Most people view the world as consisting of a large number of alternatives. Futures research evolved as a way of examining the alternative futures and identifying the most probable. Forecasting is designed to help decision making and planning in the present.
To handle the increasing variety and complexity of managerial forecasting problems, many forecasting techniques have been developed in recent years. Each has its special use, and care must be taken to select the correct technique for a particular application. The manager as well as the forecaster has a role to play in technique selection; and the better they understand the range of forecasting possibilities, the more likely it is that a company’s forecasting efforts will bear fruit.
The selection of a method depends on many factors—the context of the forecast, the relevance and availability of historical data, the degree of accuracy desirable, the time period to be forecast, the cost/ benefit (or value) of the forecast to the company, and the time available for making the analysis.
Forecasting is a statement pertaining to the future value of a variable of interest. Its crucial for good forecasting to be reliable, cost effective, simple and concise. Its very important for a forecast to be correct and that their be as few errors as possible.

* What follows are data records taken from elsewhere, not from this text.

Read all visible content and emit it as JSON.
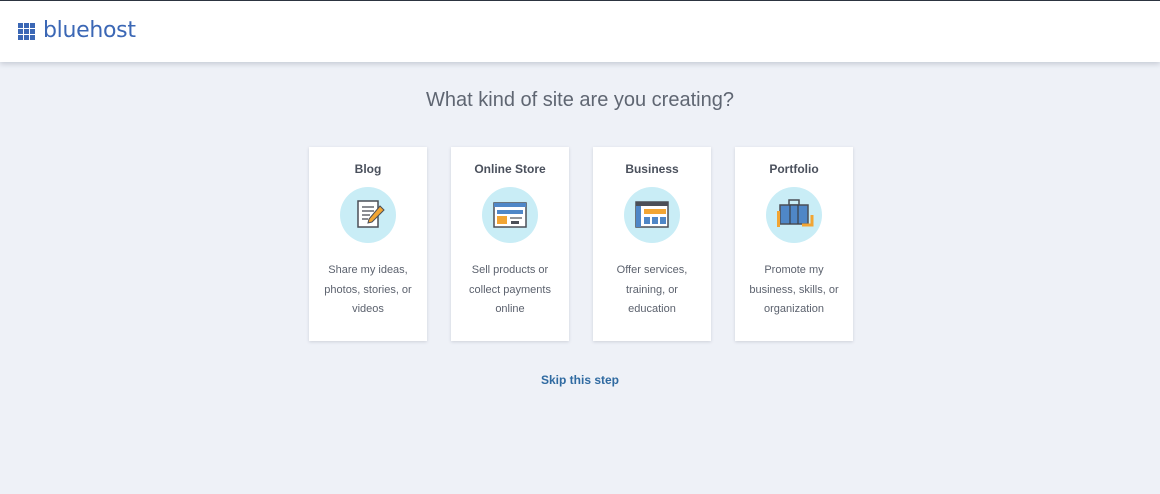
{
  "brand": {
    "name": "bluehost",
    "color": "#3b67b5"
  },
  "page": {
    "title": "What kind of site are you creating?"
  },
  "cards": [
    {
      "title": "Blog",
      "description": "Share my ideas, photos, stories, or videos",
      "icon": "blog-notepad-pencil-icon"
    },
    {
      "title": "Online Store",
      "description": "Sell products or collect payments online",
      "icon": "online-store-browser-icon"
    },
    {
      "title": "Business",
      "description": "Offer services, training, or education",
      "icon": "business-dashboard-icon"
    },
    {
      "title": "Portfolio",
      "description": "Promote my business, skills, or organization",
      "icon": "portfolio-briefcase-icon"
    }
  ],
  "skip": {
    "label": "Skip this step"
  },
  "colors": {
    "background": "#eef1f7",
    "card": "#ffffff",
    "icon_circle": "#c9edf6",
    "link": "#2f6aa1"
  }
}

Of the four choices (simple moving average, weighted moving average, exponential smoothing, and single regression analysis), the weighted moving average is the most accurate, since specific weights can be placed in accordance with their importance. The other methods make assumptions, such as an average, straight line, or exponential curve. The weighted average may be modified to any form. If a long time span is taken, however, the weighted average can be cumbersome to use. In addition, as time periods pass, the user most likely would like to change the weights. This would add to the difficulty of using the techniques for a large number of applications such as forecasting demand for inventory items.